--- EXERCISE MATERIALS Enclosed Below ---

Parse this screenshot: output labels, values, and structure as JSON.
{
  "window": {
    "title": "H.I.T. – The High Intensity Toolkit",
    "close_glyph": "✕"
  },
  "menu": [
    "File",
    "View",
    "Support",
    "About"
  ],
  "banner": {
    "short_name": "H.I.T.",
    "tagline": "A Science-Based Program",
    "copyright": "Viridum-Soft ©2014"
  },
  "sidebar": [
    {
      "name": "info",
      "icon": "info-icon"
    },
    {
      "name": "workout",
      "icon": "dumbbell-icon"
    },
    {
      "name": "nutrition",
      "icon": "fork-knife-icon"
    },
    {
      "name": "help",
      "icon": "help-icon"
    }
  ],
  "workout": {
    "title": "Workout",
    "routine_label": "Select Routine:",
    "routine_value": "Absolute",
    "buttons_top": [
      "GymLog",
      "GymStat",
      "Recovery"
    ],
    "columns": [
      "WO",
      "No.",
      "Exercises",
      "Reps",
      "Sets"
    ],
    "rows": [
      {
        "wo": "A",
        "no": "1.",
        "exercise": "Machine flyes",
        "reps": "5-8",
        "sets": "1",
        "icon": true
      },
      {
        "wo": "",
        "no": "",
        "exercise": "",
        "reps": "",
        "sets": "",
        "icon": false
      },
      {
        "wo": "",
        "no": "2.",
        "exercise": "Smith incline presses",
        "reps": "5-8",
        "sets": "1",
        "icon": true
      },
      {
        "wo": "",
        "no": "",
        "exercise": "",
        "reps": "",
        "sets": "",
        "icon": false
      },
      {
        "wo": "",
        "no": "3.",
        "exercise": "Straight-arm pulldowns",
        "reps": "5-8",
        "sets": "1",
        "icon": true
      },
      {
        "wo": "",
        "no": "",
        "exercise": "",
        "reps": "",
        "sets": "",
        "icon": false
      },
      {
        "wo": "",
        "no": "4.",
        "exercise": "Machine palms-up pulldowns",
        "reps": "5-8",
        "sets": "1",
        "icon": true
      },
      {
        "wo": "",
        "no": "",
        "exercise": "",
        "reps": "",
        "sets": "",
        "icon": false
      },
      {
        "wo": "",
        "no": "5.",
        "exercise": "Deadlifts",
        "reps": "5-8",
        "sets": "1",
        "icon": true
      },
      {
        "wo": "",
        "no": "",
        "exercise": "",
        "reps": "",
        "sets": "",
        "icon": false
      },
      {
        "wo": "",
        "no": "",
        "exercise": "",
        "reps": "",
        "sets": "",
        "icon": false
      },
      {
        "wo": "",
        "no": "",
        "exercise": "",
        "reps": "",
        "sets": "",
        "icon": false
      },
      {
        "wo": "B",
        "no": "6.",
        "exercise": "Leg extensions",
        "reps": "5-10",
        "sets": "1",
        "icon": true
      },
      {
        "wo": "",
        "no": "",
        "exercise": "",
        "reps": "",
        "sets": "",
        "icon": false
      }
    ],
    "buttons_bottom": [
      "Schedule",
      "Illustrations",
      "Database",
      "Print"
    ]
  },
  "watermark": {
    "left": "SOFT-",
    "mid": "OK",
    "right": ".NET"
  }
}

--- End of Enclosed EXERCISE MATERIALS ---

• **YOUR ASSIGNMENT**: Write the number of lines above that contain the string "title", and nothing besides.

• **YOUR RESPONSE**: 2